“Being a Christian is not the result of an ethical choice or a lofty idea, but the encounter with an event, a person, which gives life a new horizon and a decisive direction.”

—Benedict XVI, quoted by Francis in Evangelii Gaudium, 7

The Year of faith has just ended with the proclamation “Christ is the center of the history of humanity and also the center of the history of every individual.”  And today Pope Francis has released his first Apostolic Exhortation in which he encourages us to create the conditions in which all men may find Christ in an “event,” a personal encounter capable of bringing a “new horizon and a decisive direction.”  Both Benedict and Francis have invested much in this event of the encounter with Christ, and have proposed it as the way that supersedes all ethical choices and lofty ideas.  This is the new evangelization.

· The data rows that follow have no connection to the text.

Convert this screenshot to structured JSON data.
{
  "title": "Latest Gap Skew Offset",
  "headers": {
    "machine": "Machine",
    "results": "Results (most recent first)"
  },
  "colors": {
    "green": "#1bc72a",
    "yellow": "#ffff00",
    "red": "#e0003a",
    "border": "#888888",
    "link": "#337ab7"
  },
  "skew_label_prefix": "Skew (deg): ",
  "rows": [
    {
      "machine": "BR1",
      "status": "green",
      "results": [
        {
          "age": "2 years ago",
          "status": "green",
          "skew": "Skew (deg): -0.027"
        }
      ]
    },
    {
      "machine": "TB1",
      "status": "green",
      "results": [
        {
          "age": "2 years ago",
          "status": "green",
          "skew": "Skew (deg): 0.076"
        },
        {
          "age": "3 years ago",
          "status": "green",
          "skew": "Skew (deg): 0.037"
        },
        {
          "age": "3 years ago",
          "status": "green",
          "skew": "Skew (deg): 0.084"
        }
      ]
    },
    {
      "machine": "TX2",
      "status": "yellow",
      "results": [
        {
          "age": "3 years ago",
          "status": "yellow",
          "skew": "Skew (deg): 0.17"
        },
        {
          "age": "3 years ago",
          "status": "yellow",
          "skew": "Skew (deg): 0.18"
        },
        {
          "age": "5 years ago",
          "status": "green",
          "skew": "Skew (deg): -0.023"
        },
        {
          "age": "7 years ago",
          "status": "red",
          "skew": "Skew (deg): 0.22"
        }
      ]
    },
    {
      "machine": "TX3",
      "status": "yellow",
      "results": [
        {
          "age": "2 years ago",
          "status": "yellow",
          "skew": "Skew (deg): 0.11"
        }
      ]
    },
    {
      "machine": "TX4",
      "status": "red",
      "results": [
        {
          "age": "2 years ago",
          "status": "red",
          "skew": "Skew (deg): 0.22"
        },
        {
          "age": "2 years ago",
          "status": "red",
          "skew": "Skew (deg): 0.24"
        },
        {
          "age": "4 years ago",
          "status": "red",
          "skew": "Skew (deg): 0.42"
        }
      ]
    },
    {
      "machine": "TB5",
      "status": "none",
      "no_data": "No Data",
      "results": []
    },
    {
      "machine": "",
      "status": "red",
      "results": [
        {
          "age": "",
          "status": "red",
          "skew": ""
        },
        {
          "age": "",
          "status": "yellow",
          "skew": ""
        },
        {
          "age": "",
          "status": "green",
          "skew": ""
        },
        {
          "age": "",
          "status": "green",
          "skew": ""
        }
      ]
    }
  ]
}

With this post I would like to examine a specific problem regarding the reception of Pope Francis’ teaching.  Unfortunately, some have already pigeonholed Pope Francis as a liberal and are poised to parse his every word in that light.  I would suggest his teaching ought to be approached not simply through an assessment of “lofty ideas,” but as an encounter—a personal opportunity in the here and now to accept a transformative grace.   It is too soon for me to write anything in depth about the Apostolic Exhortation, but not too soon to suggest a manner of reception that will prove to be fruitful.  And for that we need to avoid a serious pitfall. Continue reading